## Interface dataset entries
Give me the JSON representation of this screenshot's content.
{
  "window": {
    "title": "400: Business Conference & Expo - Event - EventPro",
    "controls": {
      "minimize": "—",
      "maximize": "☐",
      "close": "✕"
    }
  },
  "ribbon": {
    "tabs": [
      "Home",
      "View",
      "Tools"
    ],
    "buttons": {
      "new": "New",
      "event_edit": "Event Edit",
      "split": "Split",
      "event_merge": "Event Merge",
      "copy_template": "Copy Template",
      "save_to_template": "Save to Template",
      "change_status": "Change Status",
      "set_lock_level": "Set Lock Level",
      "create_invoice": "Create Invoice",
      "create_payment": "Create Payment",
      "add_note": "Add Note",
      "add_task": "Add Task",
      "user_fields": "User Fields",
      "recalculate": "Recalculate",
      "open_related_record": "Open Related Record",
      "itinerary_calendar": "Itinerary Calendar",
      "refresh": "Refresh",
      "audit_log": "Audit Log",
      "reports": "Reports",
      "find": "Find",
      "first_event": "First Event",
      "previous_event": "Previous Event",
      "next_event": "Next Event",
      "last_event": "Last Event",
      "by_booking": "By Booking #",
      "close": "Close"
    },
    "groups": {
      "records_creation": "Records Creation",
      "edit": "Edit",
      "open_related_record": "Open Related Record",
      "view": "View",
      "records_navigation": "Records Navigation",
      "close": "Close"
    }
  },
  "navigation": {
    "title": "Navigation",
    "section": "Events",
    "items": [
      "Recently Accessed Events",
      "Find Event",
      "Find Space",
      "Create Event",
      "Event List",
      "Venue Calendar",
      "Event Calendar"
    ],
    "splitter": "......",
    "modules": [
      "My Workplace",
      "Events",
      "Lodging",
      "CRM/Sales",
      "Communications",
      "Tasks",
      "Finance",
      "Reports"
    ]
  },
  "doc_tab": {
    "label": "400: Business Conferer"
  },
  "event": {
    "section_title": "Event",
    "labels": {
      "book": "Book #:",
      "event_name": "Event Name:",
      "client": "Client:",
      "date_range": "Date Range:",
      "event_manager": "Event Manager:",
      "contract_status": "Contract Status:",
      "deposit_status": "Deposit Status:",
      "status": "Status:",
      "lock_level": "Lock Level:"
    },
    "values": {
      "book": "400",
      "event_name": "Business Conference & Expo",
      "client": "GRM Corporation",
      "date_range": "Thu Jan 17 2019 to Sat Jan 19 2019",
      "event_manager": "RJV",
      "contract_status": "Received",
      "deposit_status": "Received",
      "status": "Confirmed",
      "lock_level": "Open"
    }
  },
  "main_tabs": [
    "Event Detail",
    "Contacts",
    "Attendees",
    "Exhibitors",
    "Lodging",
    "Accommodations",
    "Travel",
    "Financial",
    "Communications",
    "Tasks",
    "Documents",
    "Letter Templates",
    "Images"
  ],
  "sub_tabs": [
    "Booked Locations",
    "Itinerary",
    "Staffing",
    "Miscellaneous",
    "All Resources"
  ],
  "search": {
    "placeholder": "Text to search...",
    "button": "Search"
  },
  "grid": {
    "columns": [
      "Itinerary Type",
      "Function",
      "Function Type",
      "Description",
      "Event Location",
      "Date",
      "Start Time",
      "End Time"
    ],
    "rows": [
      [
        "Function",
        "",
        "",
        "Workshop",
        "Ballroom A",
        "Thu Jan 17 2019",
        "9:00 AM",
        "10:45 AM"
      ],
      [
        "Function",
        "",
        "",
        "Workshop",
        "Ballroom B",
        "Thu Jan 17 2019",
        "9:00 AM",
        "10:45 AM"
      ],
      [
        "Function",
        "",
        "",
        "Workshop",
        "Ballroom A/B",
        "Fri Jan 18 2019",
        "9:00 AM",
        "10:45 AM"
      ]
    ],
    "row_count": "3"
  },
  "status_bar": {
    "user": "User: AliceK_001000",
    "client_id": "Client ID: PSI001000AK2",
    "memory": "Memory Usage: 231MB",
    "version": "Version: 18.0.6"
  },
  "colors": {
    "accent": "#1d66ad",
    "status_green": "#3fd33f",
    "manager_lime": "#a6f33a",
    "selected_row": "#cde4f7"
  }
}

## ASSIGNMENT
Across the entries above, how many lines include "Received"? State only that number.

## THE ANSWER
2